Thursday, 8 March 2012

They've got the joy..

I've been quite busy as usual at The Village of Hope over the past week and a half. A week ago, Grace and I visited one of Thembalitsha's other project's called 'Bosom Buddies' in Somerset West. The project makes and provides goodie bags for new mothers who have just given birth. The bags contain items that we often take for granted but that for these mums are very useful and not so easily accessible: a baby gro and a little hat, nappies, baby wash etc. Volunteers go into the hospital and talk to the women who have given birth or are just about to give birth. New life is not always something that is celebrated in the local communities, and women often go into hospital alone, so part of what Bosom Buddies does is to affirm these women as new mothers, and to celebrate their baby's arrival into the world. There were some tiny tiny babies, so I was in my element. Didn't get to hold one though!

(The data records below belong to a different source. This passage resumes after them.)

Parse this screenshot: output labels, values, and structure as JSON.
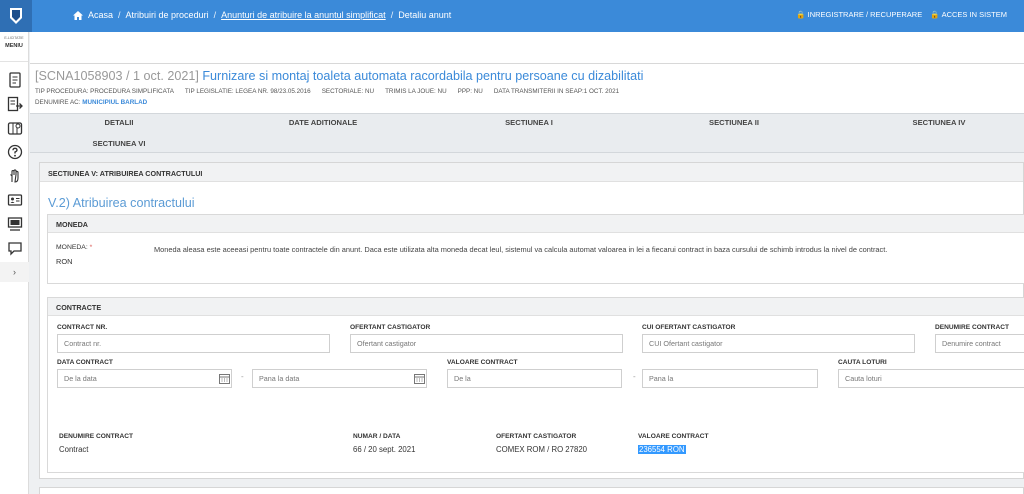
{
  "topbar": {
    "breadcrumbs": {
      "home": "Acasa",
      "item2": "Atribuiri de proceduri",
      "item3": "Anunturi de atribuire la anuntul simplificat",
      "item4": "Detaliu anunt"
    },
    "register": "INREGISTRARE / RECUPERARE",
    "access": "ACCES IN SISTEM",
    "bar_color": "#3b8ad9"
  },
  "sidebar": {
    "small_label": "E-LICITATIE",
    "menu_label": "MENIU",
    "icons": [
      "document-icon",
      "export-icon",
      "map-icon",
      "help-icon",
      "hand-icon",
      "contact-card-icon",
      "presentation-icon",
      "chat-icon"
    ],
    "expand": "›"
  },
  "header": {
    "code": "[SCNA1058903 / 1 oct. 2021]",
    "title": "Furnizare si montaj toaleta automata racordabila pentru persoane cu dizabilitati",
    "meta": [
      "TIP PROCEDURA: PROCEDURA SIMPLIFICATA",
      "TIP LEGISLATIE: LEGEA NR. 98/23.05.2016",
      "SECTORIALE: NU",
      "TRIMIS LA JOUE: NU",
      "PPP: NU",
      "DATA TRANSMITERII IN SEAP:1 OCT. 2021"
    ],
    "ac_label": "DENUMIRE AC:",
    "ac_value": "MUNICIPIUL BARLAD"
  },
  "tabs": [
    "DETALII",
    "DATE ADITIONALE",
    "SECTIUNEA I",
    "SECTIUNEA II",
    "SECTIUNEA IV",
    "SECTIUNEA VI"
  ],
  "section": {
    "heading": "SECTIUNEA V: ATRIBUIREA CONTRACTULUI",
    "subtitle": "V.2) Atribuirea contractului",
    "moneda": {
      "heading": "MONEDA",
      "label": "MONEDA:",
      "required": "*",
      "value": "RON",
      "description": "Moneda aleasa este aceeasi pentru toate contractele din anunt. Daca este utilizata alta moneda decat leul, sistemul va calcula automat valoarea in lei a fiecarui contract in baza cursului de schimb introdus la nivel de contract."
    },
    "contracte": {
      "heading": "CONTRACTE",
      "filters": {
        "contract_nr_label": "CONTRACT NR.",
        "contract_nr_placeholder": "Contract nr.",
        "ofertant_label": "OFERTANT CASTIGATOR",
        "ofertant_placeholder": "Ofertant castigator",
        "cui_label": "CUI OFERTANT CASTIGATOR",
        "cui_placeholder": "CUI Ofertant castigator",
        "denumire_label": "DENUMIRE CONTRACT",
        "denumire_placeholder": "Denumire contract",
        "data_label": "DATA CONTRACT",
        "data_from_placeholder": "De la data",
        "data_to_placeholder": "Pana la data",
        "valoare_label": "VALOARE CONTRACT",
        "valoare_from_placeholder": "De la",
        "valoare_to_placeholder": "Pana la",
        "loturi_label": "CAUTA LOTURI",
        "loturi_placeholder": "Cauta loturi",
        "range_sep": "-"
      },
      "result": {
        "headers": [
          "DENUMIRE CONTRACT",
          "NUMAR / DATA",
          "OFERTANT CASTIGATOR",
          "VALOARE CONTRACT"
        ],
        "row": [
          "Contract",
          "66 / 20 sept. 2021",
          "COMEX ROM / RO 27820",
          "236554 RON"
        ]
      }
    }
  },
  "colors": {
    "accent": "#3b8ad9",
    "subtitle": "#5b9bd5",
    "selection": "#3399ff"
  }
}
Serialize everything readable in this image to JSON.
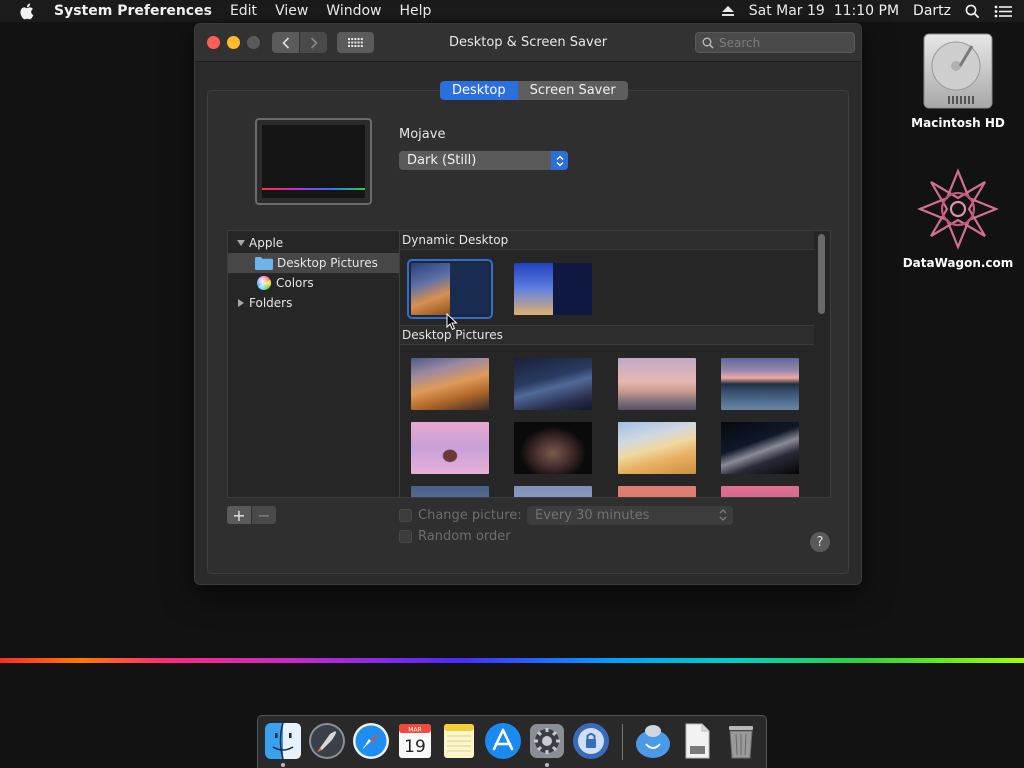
{
  "menubar": {
    "app_name": "System Preferences",
    "items": [
      "Edit",
      "View",
      "Window",
      "Help"
    ],
    "datetime": "Sat Mar 19  11:10 PM",
    "user": "Dartz"
  },
  "desktop": {
    "icons": [
      {
        "label": "Macintosh HD"
      },
      {
        "label": "DataWagon.com"
      }
    ]
  },
  "window": {
    "title": "Desktop & Screen Saver",
    "search_placeholder": "Search",
    "tabs": [
      {
        "label": "Desktop",
        "active": true
      },
      {
        "label": "Screen Saver",
        "active": false
      }
    ],
    "wallpaper_name": "Mojave",
    "appearance_value": "Dark (Still)",
    "sources": {
      "apple_group": "Apple",
      "desktop_pictures": "Desktop Pictures",
      "colors": "Colors",
      "folders": "Folders"
    },
    "sections": {
      "dynamic": "Dynamic Desktop",
      "pictures": "Desktop Pictures"
    },
    "change_picture_label": "Change picture:",
    "interval_value": "Every 30 minutes",
    "random_order_label": "Random order",
    "help_label": "?",
    "plus_label": "+",
    "minus_label": "−"
  },
  "dock": {
    "calendar_month": "MAR",
    "calendar_day": "19"
  },
  "colors": {
    "accent": "#2a6fdb",
    "close": "#fd5f57",
    "minimize": "#fdbb2d"
  }
}
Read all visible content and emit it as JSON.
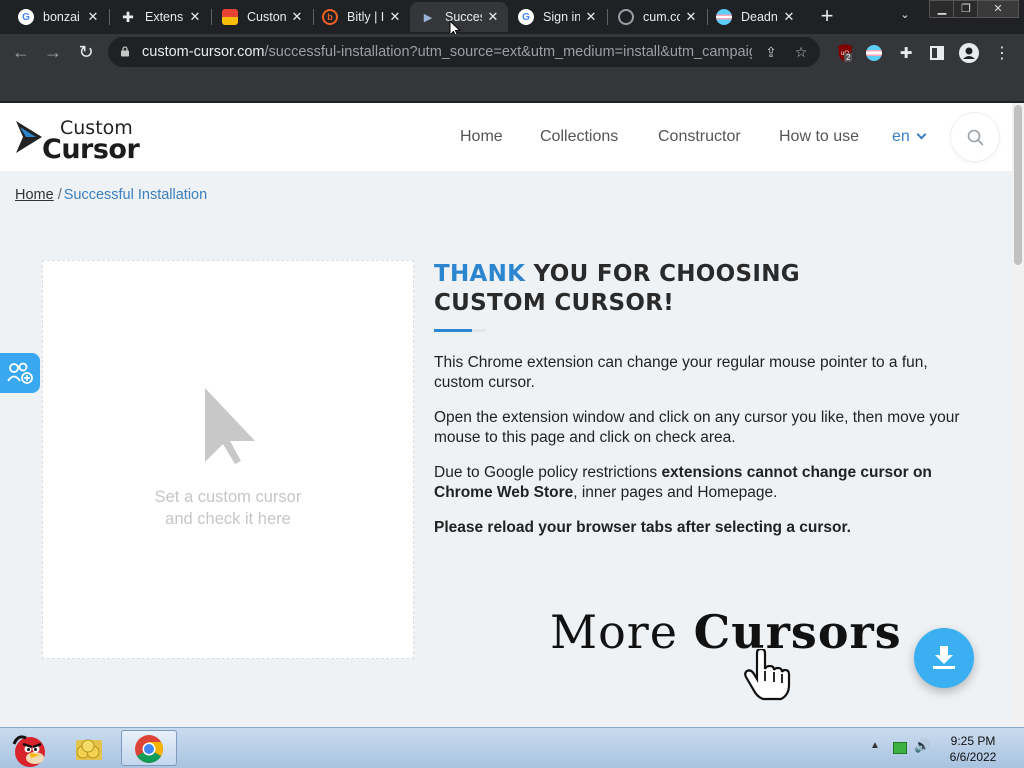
{
  "browser": {
    "tabs": [
      {
        "label": "bonzai",
        "favicon": "google-icon",
        "active": false
      },
      {
        "label": "Extensi",
        "favicon": "puzzle-icon",
        "active": false
      },
      {
        "label": "Custon",
        "favicon": "store-icon",
        "active": false
      },
      {
        "label": "Bitly | I",
        "favicon": "bitly-icon",
        "active": false
      },
      {
        "label": "Succes",
        "favicon": "cursor-icon",
        "active": true
      },
      {
        "label": "Sign in",
        "favicon": "google-icon",
        "active": false
      },
      {
        "label": "cum.cc",
        "favicon": "globe-icon",
        "active": false
      },
      {
        "label": "Deadn",
        "favicon": "flag-icon",
        "active": false
      }
    ],
    "url_host": "custom-cursor.com",
    "url_path": "/successful-installation?utm_source=ext&utm_medium=install&utm_campaig...",
    "ublock_badge": "2"
  },
  "site": {
    "logo_top": "Custom",
    "logo_bottom": "Cursor",
    "nav": [
      "Home",
      "Collections",
      "Constructor",
      "How to use"
    ],
    "language": "en"
  },
  "breadcrumb": {
    "home": "Home",
    "separator": "/",
    "current": "Successful Installation"
  },
  "check_area": {
    "line1": "Set a custom cursor",
    "line2": "and check it here"
  },
  "content": {
    "title_accent": "THANK",
    "title_rest_line1": " YOU FOR CHOOSING",
    "title_line2": "CUSTOM CURSOR!",
    "p1": "This Chrome extension can change your regular mouse pointer to a fun, custom cursor.",
    "p2": "Open the extension window and click on any cursor you like, then move your mouse to this page and click on check area.",
    "p3_pre": "Due to Google policy restrictions ",
    "p3_bold": "extensions cannot change cursor on Chrome Web Store",
    "p3_post": ", inner pages and Homepage.",
    "p4": "Please reload your browser tabs after selecting a cursor.",
    "more_word1": "More",
    "more_word2": "Cursors"
  },
  "taskbar": {
    "time": "9:25 PM",
    "date": "6/6/2022"
  },
  "colors": {
    "accent": "#2c86cf",
    "fab": "#3ab0f2",
    "page_bg": "#eff2f5"
  }
}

On Saturday, Grace and I ventured east over the moutains, and were confronted with a starkly contrasting landscape to what we've seen so far. The Elgin Valley, where Grabouw is situated, is very lush and fertile, with green forests and vineyards, framed by mountains. Over the other side of the mountains however, the land is pale, yellow and dry, with mile after mile of flat fields and the mountains crowned against the sky in the distance. It felt like we were in a different country. We visited what I can only describe as a cafe in the middle of an antique/food/homeware/vintage/clothes shop. It sold the most random assortment of practically everything: jam, cheese, spices, teddies, chandeliers, pots, pans, doorknobs, clothes, hats, shoes, wine, stationary, jewellery, tables, chairs, tins, woven baskets, you name it! It was amazing!

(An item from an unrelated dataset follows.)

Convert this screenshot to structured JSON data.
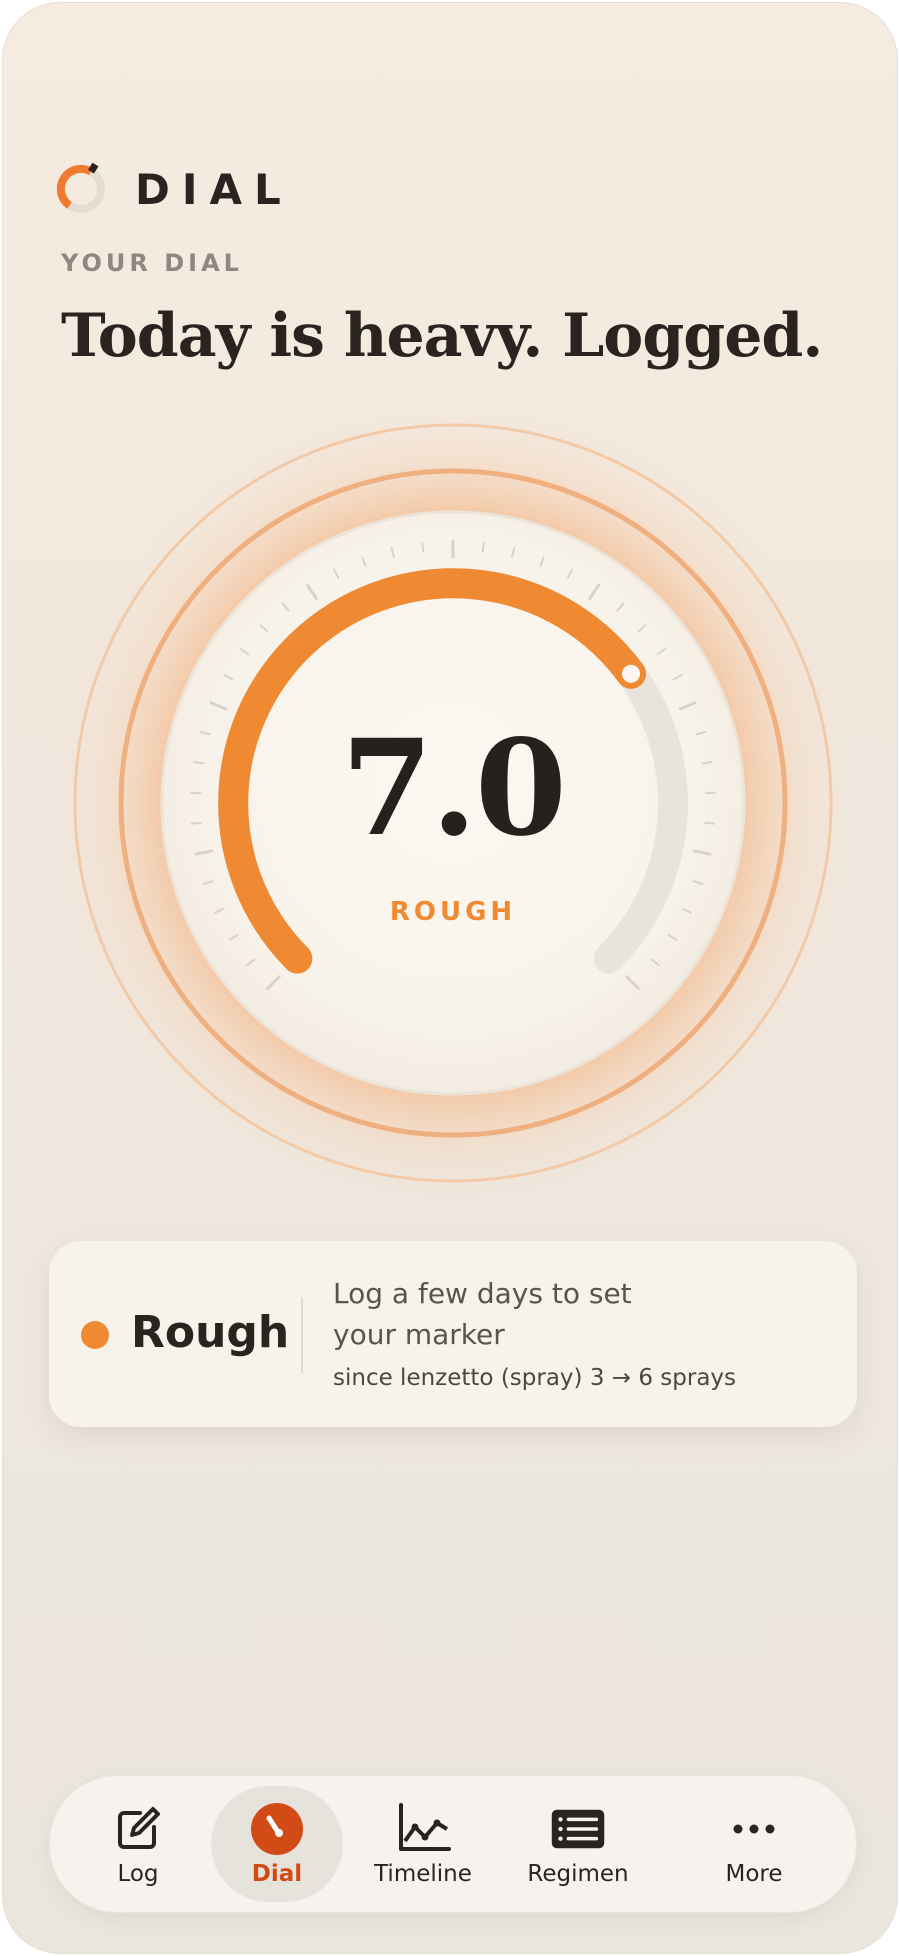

On Sunday, a group of us attended a little church in the township called The House of Prayer, on invitation from one of the Thembacare nurses. It was held in a room at the bottom of a house, and the six of us comprised about half of the congregation. The electricity was down, so the band couldn't use the keyboard, but I've never heard worship like it. The women sang with such power, rawness and intensity. They welcomed us and involved us in the service, asking us to give our testiomines about how we gave our lives to Jesus. The presence of the holy spirit was overwhelming in that place of worship. Materially these people have a lot less, but spiritually, they have the unspeakable, deep joy of knowing Jesus, and of being released into the abundance and fulness of life which He brings. They are poor in the worldly sense, but so wealthy in the Spirit! You rarely witness this in Western culture. It's not that they are simply happy- happiness is dependent upon circumstances, and their circumstances are often difficult. Instead, it's the fact that their hope is rooted in the unshakeable love and grace of God in Jesus Christ, and this instills a joy within each person which is unchanging, and which radiates from them :-)

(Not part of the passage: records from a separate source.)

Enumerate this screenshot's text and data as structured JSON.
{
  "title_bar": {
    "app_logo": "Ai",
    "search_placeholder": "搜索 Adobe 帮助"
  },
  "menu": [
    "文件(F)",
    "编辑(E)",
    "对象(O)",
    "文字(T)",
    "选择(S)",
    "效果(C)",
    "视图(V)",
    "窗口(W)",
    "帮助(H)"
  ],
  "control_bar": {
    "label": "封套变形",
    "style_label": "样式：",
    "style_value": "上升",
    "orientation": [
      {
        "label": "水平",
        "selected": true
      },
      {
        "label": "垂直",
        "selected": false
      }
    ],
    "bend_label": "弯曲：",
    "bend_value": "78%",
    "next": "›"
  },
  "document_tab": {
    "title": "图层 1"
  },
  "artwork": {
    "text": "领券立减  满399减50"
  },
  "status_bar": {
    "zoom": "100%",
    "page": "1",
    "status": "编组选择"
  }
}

This week I've helped the house mums implement the 1:1 development activities for the children, spent time with the children and have prepared with Grace for the Rainbow Smiles club on Friday. There are now nine volunteers, as the weekend brought the arrival of Katia, followed a few days later by Heather. We're all the same age, and all sharing one room. It's quite a squeeze! But so far it's working well. I forgot to mention that I borrowed Emily's fairylights a while ago, so our room is so pretty! My bunkbed is splurge of pinkness, although thankfully no one seems to mind.

Anyway, I could write more, but I'll save it for my next entry as I've got the school run soon. Love xxxxxxxxxxxxx